You're signing up for many of these cards mostly for the sign-up bonus. A 50,000 sign-up on any of these cards is always worth at least $500, so you're easily net positive that way. But hey, you wanted 50,000 FREE points, not to waste your time and energy to pay $450 for 50,000 points! So look onto number two.

2. These fees are almost all offset by travel credits

Each of these cards, except for the $95 per year Chase Sapphire Preferred, has a travel credit you can use on certain travel expenses. For the Reserve it is $300, for the Prestige $250, and for the Amex $100. That means if you can find a way to use these credits on things you were going to buy anyways, your annual fee is effectively decreased.

What's more, you can get these credits TWICE IN THE FIRST YEAR because it is given by calendar year. For the three most expensive above cards, using the travel credit twice will more than offset the annual fee for the first year. Of course, if you hold the card, you only get one credit per year you pay the annual fee, which is why we have number three.

3. You don't have to keep these cards longer than a year

You can almost always downgrade your card to a no-fee option after the first year to avoid the second year's annual fee. The no-fee card will not give you the great benefits of the better card, andto keep travel hacking you should probably not use it, but it will just sit their keeping your payment history pristine and your credit utilization low.

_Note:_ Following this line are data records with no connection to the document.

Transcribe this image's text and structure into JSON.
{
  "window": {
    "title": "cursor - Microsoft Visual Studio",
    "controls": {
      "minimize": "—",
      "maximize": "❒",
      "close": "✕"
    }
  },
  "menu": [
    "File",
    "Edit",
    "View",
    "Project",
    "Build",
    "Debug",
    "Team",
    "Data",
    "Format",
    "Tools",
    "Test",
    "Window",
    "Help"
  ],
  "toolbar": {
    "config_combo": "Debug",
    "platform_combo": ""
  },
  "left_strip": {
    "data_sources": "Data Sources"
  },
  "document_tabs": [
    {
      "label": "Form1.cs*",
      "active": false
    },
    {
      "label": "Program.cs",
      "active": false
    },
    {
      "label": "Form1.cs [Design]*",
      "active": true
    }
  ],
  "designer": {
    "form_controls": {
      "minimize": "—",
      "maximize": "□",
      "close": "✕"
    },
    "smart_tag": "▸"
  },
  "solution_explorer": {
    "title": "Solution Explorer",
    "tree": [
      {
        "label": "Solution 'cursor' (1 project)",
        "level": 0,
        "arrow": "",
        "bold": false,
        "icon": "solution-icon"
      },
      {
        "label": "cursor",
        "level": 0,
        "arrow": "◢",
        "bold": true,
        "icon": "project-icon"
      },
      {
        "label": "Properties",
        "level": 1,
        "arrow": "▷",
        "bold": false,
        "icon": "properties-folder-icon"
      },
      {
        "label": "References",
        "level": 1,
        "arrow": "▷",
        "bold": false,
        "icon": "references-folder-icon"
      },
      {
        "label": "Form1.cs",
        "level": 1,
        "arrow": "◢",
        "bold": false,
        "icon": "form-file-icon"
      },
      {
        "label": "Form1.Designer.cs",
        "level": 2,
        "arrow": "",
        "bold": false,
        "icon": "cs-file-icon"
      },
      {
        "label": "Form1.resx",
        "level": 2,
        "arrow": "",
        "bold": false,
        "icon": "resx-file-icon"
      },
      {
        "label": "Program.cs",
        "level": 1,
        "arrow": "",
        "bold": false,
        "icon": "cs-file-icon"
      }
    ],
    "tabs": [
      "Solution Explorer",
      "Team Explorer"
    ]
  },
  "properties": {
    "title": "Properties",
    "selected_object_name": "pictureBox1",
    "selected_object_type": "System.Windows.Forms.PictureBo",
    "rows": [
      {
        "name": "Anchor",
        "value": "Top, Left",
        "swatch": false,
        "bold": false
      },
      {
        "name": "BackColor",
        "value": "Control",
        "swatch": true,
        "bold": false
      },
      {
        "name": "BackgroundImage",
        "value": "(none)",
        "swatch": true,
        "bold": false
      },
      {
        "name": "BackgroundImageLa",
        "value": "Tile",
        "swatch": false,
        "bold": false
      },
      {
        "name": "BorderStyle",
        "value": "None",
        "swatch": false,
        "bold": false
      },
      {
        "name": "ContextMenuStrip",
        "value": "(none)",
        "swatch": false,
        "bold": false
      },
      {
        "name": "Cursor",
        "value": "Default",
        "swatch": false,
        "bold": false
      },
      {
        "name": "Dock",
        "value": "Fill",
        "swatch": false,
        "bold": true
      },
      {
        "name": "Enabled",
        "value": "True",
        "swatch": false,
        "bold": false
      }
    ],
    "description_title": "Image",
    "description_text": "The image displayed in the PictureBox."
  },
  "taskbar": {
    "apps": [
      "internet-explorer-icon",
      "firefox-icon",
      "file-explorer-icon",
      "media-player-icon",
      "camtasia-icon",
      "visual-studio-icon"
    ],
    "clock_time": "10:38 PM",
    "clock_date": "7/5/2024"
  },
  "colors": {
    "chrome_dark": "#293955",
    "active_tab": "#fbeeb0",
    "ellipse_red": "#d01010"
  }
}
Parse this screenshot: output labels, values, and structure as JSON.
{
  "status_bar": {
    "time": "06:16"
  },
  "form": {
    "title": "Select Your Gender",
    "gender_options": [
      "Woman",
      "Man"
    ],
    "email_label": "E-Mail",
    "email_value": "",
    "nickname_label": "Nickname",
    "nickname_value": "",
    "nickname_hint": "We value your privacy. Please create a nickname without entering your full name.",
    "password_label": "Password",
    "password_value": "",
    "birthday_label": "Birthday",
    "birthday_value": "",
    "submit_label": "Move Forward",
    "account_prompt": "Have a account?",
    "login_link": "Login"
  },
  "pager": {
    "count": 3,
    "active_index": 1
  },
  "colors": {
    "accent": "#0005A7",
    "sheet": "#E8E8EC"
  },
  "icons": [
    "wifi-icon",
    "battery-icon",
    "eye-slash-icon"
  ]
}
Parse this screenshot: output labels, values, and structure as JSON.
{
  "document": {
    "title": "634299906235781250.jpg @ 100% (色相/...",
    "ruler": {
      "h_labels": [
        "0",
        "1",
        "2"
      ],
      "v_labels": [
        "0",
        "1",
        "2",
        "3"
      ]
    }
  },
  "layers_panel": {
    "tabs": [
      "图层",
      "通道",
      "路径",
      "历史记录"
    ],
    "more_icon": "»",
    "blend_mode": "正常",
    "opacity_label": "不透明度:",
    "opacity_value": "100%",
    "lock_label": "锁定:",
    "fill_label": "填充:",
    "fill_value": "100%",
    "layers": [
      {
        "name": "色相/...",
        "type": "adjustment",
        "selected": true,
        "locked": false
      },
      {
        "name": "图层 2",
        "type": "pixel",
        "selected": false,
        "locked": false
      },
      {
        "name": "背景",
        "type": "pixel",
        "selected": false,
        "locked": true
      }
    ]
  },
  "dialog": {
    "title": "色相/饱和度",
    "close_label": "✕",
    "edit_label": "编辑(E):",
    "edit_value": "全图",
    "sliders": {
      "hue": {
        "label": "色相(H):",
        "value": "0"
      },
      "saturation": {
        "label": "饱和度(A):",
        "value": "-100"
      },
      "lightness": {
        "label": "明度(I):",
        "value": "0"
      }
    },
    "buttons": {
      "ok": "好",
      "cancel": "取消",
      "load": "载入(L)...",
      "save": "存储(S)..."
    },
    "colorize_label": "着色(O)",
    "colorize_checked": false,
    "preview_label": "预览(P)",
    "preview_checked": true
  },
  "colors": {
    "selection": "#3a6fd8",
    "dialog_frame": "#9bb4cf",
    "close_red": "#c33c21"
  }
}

If no downgrade options are available (a rarity), you can cancel the card, though this is always a last resort, as it will look bad on your credit report. In some cases, downgrading is an awesome choice. We both signed up for the Sapphire Preferred to get the signup bonus. Once we got it, one of us downgraded to the Chase Freedom Ultimate, which was a great add to our card portfolio. If we didn't already have it, downgrading to the Chase Freedom would have been a great option as well. What about the other Preferred we had, well, onto number four.

The Chase Sapphire Reserve and Citi Prestige have hefty $450 annual fees, but between travel credits and perks, we'll get more than enough value out of them.

The Chase Sapphire Reserve and Citi Prestige have hefty $450 annual fees, but between travel credits and perks, we'll get more than enough value out of them.

4. Sometimes the cards are just worth the annual fee!

We'll always use our travel credits, and we will easily get $200 of value out of the Citi Prestige's fourth night free every year. We will probably get $150 of value out of the Chase Sapphire Reserve through its Chase travel portal perks every year. Beyond that, these cards get us Priority Pass, which is good for lounge access on many of our trips.

We don't recommend carrying a bunch of high annual fee cards just to be fancy. Actually, in no case have we recently signed up for a card with a first-year annual fee where we did not have a plan to immediately get exceptional value out of that card. Both of the Sapphire Reserves we hold earned us 100,000 Ultimate Reward Points in signup bonuses (good for $1500 in travel). We used the Citi Prestige to save over $2000 on a trip to Disney World. Including the travel credits that we used, we paid $1,350 in annual fees on these cards for $5,600 of value.